Are Mexicans more hated than blacks by the extreme right?
Let’s just cut to the chase with these Republicans and ask some blunt questions: Is being Mexican or Mexican-American the new black? Have they replaced African-Americans as the people to hate?
The rise of Donald Trump — and his emergence from the 2016 Republican clown car to become heir apparent to the white nationalist movement — is a case in point. The real estate mogul turned reality show star and politician created a stir when he suggested that undocumented immigrants — or “illegals” as the GOP base refers to them — were criminals, rapists, drug gangs and the like.
Trump then called for the mass deportation of the nation’s 11 million undocumented immigrants, played up the need for a border fence, and called for a repeal of the Fourteenth Amendment — which grants birthright citizenship to anyone born in the U.S., regardless of the citizenship of one’s parents.
As the Southern Poverty Law Center has noted on their Hatewatch blog, the white nationalist movement is now energized and behind Trump. His anti-immigrant stance is signaling that he is the real thing to the radical right, and he is gaining support from the white supremacist website Stormfront and former Ku Klux Klan leader David Duke. Calling Trump the “best of the lot,” Duke said “Trump is really — he’s really going all out. He’s saying what no other Republicans have said, few conservatives say. And he’s also gone to the point where he says it’s not just illegal immigration, it’s legal immigration.”
As Hatewatch noted, Trump supporters are beginning to call for the murder of immigrants. In Boston recently, two white men beat a homeless Latino man with a metal pipe, urinated on him and told the police, “Donald Trump was right, all these illegals need to be deported.”
Trump humiliated and disrespected Univision anchor Jorge Ramos at a press conference, ordering the journalist — who has dual Mexican and American citizenship — out of the room. “Go back to Univision,” Trump told Ramos, which to Latinos is racist and really sounds a lot like “go back to Mexico.”
In anti-immigrant Alabama, 30,000 people came to see the Republican presidential candidate at a pep rally, complete with a shout of “white power” from the crowd. The turnout was so great you would have thought Trump was giving out free guns, whiskey and Confederate flags.
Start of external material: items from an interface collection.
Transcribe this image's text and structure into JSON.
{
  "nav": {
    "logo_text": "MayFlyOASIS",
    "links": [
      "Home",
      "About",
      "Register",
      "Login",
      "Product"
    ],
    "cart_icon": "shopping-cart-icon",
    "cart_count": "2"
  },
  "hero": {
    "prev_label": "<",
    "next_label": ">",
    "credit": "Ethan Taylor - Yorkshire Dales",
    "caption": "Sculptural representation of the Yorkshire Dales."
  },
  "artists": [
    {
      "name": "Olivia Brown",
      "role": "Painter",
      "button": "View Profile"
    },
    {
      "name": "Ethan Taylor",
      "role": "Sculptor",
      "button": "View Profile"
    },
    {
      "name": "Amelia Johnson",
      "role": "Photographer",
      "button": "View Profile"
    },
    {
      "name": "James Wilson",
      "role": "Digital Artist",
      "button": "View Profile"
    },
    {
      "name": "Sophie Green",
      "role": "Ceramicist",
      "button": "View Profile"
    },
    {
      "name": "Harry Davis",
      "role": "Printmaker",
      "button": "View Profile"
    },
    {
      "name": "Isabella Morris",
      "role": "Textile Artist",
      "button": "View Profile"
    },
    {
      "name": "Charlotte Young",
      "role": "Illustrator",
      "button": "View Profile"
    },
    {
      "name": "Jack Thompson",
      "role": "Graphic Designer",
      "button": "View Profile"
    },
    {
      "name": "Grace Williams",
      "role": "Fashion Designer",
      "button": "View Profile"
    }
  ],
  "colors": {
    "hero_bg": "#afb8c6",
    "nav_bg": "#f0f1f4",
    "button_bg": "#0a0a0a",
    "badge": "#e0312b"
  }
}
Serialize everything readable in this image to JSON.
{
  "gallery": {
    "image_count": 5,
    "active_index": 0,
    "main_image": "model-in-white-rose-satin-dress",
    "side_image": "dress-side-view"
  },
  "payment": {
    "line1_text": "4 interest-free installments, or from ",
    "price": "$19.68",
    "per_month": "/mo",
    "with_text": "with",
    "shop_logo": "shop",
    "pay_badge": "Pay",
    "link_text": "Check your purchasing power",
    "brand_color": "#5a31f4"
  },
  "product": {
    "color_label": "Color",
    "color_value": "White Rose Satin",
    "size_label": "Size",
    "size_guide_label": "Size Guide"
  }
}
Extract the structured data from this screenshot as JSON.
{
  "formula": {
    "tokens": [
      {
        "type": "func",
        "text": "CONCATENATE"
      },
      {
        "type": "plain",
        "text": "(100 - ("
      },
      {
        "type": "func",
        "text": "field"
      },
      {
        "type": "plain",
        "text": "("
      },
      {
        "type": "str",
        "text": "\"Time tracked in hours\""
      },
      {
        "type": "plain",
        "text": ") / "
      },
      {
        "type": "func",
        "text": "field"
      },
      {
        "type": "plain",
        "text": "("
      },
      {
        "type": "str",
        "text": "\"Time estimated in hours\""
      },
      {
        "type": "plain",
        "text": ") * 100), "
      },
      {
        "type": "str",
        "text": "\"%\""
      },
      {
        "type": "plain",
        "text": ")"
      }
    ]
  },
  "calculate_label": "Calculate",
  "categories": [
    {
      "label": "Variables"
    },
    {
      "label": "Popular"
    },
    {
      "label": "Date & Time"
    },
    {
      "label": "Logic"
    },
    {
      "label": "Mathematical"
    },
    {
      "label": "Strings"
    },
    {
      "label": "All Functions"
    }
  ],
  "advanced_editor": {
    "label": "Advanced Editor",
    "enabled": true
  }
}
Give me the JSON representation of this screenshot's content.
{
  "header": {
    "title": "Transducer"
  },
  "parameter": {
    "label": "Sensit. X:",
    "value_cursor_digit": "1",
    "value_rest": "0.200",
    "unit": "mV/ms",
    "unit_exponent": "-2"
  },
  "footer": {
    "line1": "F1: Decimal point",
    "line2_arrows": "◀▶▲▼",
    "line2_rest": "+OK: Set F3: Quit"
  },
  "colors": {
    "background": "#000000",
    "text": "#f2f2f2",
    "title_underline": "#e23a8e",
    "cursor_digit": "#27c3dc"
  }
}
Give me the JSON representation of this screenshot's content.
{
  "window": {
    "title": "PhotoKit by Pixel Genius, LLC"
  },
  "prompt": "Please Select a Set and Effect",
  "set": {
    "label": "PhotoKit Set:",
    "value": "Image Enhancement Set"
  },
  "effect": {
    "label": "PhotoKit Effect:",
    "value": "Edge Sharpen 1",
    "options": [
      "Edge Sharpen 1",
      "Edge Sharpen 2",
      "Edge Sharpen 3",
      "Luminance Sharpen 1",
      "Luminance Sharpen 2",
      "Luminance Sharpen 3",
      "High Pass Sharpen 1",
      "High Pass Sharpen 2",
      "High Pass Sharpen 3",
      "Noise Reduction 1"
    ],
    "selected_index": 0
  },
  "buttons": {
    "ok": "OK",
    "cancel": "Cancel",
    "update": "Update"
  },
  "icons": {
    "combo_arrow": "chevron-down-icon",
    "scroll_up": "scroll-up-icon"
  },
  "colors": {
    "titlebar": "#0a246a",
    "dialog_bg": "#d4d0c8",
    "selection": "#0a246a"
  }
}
And when conservative columnist Ann Coulter introduced Donald at an Iowa event, she said, “I love the idea of the Great Wall of Trump. I want to have a two drink minimum. Make it a big world-wide tourist attraction and every day live drone shows whenever anyone tries to cross the border. I have not had this much hope for America since November 7, 2012.”
Donald Trump is the monster the Republican Party and Fox News created. The anti-immigration, anti-Latino fervor among the GOP base comes at a time when the party can least afford it. Trump is the face of the GOP, that raw racism stripped of all its subtleties and code words. Since the 1960s, the Republicans have won elections by appealing to racist white folks’ fear of black people and resentment over the gains of the civil rights movement. Wasteful government programs and welfare queens, tax increases, affirmative action, Willie Horton — all were assigned a black face and became replacements for the n-word.
The right always needed an enemy to channel the anger of poor, uneducated whites who want to take their country back. These days, the preferred enemy has a brown face and speaks Spanish. Add to that xenophobic hate group activity which has reached levels not seen since the 1920s. The GOP has aligned itself with these extreme racists, including NRA leader Wayne LaPierre, who said “good Americans” in the border states need semi-automatic weapons because “Latin American drug gangs” have invaded U.S. cities and turned Phoenix into “one of the kidnapping capitals of the world.”
In a country where a majority of the children born today are black and brown, Latinos are the largest “minority” group in America. And their voting power is growing, with an expected rise to 10 percent of the electorate in 2016. According to one analysis, even if the Republicans captured 60 percent of the white vote, which hasn’t happened since 1988, they would have to win at least 40 percent of the Latino vote in order to capture the 2016 general election. And considering Mitt Romney only did half as well among Latinos with his relatively moderate stance of “self-deportation,” does anyone really see that happening this time around, or ever?
And with talk about “illegals,” “border babies” and “anchor babies,” anti-Latino racism has infected the GOP. Not only has this turned off Latinos but white voters and others as well.
Follow David A. Love on Twitter at @davidalove